**WHAT THIS TASK INVOLVES:**
From the data below, return each line in which the string "icon" is found.

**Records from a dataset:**
▼

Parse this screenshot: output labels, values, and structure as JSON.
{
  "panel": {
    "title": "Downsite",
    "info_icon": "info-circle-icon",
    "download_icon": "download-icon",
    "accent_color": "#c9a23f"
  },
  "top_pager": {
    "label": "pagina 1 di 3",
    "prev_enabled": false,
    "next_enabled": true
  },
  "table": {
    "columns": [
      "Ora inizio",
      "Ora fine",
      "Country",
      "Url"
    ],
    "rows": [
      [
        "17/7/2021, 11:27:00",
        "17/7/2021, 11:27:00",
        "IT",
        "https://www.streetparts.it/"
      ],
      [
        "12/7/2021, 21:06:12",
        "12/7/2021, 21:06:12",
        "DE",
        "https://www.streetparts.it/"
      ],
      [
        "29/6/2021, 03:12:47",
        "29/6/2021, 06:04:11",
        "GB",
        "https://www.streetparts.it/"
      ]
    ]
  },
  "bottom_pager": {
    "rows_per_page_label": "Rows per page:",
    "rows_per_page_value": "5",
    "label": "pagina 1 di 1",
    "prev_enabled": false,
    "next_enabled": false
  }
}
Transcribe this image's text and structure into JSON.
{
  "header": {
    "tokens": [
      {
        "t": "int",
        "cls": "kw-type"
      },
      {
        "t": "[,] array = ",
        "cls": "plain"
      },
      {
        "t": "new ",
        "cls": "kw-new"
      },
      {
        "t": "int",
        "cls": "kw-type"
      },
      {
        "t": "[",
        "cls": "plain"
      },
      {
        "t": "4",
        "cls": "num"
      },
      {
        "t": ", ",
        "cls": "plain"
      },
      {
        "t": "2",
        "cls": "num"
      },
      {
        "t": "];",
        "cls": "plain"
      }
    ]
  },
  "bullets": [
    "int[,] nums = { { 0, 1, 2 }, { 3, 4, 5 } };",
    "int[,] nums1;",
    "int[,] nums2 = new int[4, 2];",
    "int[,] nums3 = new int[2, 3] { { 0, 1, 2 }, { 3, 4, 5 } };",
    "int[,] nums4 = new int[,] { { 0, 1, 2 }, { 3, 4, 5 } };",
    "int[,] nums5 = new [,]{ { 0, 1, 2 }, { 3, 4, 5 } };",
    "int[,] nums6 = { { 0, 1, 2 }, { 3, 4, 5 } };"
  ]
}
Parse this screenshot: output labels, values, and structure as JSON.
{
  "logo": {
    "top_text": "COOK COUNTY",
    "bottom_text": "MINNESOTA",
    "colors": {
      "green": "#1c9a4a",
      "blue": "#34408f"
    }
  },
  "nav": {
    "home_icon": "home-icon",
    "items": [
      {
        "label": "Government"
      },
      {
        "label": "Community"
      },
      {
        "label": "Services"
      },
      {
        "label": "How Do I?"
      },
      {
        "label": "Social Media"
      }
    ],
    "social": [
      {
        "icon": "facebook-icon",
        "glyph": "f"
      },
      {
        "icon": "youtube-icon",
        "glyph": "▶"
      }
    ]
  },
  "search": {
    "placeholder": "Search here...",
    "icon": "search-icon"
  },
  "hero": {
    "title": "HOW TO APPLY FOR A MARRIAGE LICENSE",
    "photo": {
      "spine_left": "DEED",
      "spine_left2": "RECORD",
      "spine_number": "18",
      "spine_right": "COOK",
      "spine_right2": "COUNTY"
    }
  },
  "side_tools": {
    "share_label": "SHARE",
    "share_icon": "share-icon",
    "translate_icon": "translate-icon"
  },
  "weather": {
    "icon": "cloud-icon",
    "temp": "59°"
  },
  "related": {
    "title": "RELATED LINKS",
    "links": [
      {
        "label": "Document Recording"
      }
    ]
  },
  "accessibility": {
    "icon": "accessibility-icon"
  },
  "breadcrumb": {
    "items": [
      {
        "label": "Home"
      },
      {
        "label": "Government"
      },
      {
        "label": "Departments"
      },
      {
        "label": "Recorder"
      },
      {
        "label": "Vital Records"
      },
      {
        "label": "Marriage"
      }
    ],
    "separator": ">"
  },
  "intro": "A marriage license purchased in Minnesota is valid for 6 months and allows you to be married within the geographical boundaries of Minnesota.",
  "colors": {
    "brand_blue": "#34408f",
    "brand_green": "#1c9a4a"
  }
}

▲

**ANSWER TO THIS TASK:**
    "info_icon": "info-circle-icon",
    "download_icon": "download-icon",
    "home_icon": "home-icon",
        "icon": "facebook-icon",
        "icon": "youtube-icon",
    "icon": "search-icon"
    "share_icon": "share-icon",
    "translate_icon": "translate-icon"
    "icon": "cloud-icon",
    "icon": "accessibility-icon"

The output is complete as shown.